**TASK:** Copy out, from the data below, each line in which the word "count" occurs.

[Page and application data records]
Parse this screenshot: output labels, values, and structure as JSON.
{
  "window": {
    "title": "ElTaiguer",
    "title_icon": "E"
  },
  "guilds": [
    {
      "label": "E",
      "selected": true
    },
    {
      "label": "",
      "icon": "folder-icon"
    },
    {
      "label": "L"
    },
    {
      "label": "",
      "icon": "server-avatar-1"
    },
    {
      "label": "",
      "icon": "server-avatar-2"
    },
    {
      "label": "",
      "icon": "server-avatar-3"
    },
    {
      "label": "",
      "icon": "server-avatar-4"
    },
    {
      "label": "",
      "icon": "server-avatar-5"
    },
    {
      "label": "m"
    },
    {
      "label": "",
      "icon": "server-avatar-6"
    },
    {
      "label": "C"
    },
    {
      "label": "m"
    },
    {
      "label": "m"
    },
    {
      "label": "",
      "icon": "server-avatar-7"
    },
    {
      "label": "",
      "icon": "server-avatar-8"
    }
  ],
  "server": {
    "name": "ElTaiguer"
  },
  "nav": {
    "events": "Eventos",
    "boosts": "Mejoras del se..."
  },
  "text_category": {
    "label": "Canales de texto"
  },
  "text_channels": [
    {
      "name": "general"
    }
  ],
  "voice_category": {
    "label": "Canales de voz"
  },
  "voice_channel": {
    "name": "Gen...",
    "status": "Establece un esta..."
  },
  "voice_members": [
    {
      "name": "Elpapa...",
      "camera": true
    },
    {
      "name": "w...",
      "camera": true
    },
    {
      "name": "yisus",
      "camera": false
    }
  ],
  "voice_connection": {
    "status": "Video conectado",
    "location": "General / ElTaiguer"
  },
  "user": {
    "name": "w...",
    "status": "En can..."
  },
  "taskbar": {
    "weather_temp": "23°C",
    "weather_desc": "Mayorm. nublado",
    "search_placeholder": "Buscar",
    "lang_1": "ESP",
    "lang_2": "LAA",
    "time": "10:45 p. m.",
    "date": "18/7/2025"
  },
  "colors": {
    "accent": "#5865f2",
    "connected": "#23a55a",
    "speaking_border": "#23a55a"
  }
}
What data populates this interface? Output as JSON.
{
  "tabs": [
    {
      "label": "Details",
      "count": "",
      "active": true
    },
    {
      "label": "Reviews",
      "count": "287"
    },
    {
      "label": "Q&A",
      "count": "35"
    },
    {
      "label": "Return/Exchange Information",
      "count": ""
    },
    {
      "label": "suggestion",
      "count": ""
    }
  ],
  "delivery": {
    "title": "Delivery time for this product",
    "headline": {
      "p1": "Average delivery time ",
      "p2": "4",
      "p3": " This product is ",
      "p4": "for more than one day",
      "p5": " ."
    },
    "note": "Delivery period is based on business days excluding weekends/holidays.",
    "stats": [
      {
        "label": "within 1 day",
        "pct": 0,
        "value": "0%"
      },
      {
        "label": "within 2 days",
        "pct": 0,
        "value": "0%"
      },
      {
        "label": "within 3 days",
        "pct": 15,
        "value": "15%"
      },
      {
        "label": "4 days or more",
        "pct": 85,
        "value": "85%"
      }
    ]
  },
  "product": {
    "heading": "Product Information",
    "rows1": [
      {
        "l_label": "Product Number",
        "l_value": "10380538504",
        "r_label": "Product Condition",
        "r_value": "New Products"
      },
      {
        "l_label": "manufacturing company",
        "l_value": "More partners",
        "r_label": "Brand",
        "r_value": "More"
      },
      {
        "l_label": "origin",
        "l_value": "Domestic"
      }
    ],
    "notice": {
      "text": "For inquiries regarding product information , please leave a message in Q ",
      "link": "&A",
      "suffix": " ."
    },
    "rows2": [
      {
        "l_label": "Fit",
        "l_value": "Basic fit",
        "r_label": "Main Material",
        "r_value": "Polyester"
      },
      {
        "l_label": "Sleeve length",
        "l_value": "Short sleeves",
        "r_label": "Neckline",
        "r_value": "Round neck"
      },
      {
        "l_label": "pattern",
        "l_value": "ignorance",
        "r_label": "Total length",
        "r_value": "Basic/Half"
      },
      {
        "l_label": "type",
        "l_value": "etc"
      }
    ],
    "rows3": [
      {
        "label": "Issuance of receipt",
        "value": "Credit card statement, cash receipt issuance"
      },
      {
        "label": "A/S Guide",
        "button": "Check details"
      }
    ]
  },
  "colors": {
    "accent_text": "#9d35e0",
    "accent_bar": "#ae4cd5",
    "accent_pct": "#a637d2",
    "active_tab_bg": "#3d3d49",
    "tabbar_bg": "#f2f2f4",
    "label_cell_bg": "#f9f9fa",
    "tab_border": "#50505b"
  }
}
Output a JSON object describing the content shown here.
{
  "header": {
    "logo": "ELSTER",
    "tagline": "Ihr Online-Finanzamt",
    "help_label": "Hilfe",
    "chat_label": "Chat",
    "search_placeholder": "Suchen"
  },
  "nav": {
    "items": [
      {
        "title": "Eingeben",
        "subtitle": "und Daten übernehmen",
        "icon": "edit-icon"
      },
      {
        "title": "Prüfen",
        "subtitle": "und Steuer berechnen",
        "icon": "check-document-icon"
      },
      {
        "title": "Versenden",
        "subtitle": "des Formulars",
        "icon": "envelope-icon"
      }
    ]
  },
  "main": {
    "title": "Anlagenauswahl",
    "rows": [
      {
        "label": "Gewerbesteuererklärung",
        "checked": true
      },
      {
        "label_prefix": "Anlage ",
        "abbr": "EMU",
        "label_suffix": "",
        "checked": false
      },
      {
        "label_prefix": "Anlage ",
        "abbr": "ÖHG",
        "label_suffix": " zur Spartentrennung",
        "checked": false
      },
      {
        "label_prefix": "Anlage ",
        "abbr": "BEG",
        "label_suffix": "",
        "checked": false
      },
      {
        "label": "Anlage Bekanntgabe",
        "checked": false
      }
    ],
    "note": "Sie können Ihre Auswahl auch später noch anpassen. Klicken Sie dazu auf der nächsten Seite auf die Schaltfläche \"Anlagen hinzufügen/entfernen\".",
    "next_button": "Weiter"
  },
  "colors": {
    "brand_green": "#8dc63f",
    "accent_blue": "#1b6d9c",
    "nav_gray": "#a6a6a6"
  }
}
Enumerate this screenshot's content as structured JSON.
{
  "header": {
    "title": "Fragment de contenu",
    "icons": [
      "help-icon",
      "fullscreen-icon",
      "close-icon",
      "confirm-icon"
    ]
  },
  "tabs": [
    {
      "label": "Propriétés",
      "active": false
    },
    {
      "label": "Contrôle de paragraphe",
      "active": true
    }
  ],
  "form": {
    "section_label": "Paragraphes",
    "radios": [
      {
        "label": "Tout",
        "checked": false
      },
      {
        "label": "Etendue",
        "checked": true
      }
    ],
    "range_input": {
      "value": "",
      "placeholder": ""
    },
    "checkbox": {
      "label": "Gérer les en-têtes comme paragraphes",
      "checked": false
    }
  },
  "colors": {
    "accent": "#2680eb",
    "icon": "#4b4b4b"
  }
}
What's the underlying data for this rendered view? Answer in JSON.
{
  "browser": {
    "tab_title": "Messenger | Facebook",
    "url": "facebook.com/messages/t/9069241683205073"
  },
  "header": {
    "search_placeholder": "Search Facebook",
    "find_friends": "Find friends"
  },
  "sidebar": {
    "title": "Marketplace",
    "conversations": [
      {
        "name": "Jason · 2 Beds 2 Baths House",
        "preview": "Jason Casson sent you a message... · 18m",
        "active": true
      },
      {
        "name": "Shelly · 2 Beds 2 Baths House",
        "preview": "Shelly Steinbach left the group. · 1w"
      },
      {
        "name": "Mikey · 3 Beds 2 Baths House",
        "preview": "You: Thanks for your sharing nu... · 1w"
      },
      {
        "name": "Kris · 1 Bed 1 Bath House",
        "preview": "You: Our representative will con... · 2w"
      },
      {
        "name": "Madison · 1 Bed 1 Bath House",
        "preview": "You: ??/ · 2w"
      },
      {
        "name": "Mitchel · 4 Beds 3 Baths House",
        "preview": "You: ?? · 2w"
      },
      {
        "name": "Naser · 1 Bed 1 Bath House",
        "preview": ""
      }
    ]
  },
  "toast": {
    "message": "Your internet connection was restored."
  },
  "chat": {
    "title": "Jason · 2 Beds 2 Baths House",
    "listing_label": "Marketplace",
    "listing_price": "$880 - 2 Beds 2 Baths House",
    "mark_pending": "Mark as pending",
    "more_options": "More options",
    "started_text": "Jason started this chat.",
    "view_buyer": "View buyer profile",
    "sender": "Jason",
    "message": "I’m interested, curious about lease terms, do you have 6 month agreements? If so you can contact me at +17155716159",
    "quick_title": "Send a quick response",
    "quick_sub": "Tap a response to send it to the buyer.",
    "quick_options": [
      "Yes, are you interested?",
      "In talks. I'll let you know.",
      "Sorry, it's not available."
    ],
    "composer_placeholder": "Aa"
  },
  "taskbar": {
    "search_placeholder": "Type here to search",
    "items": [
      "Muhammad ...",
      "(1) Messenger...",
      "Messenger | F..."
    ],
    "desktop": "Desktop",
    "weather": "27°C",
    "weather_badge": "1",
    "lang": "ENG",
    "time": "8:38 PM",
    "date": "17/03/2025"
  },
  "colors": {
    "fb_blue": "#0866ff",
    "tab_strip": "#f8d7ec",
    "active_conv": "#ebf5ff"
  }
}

**RESPONSE:**
      "count": "",
      "count": "287"
      "count": "35"
      "count": ""
      "count": ""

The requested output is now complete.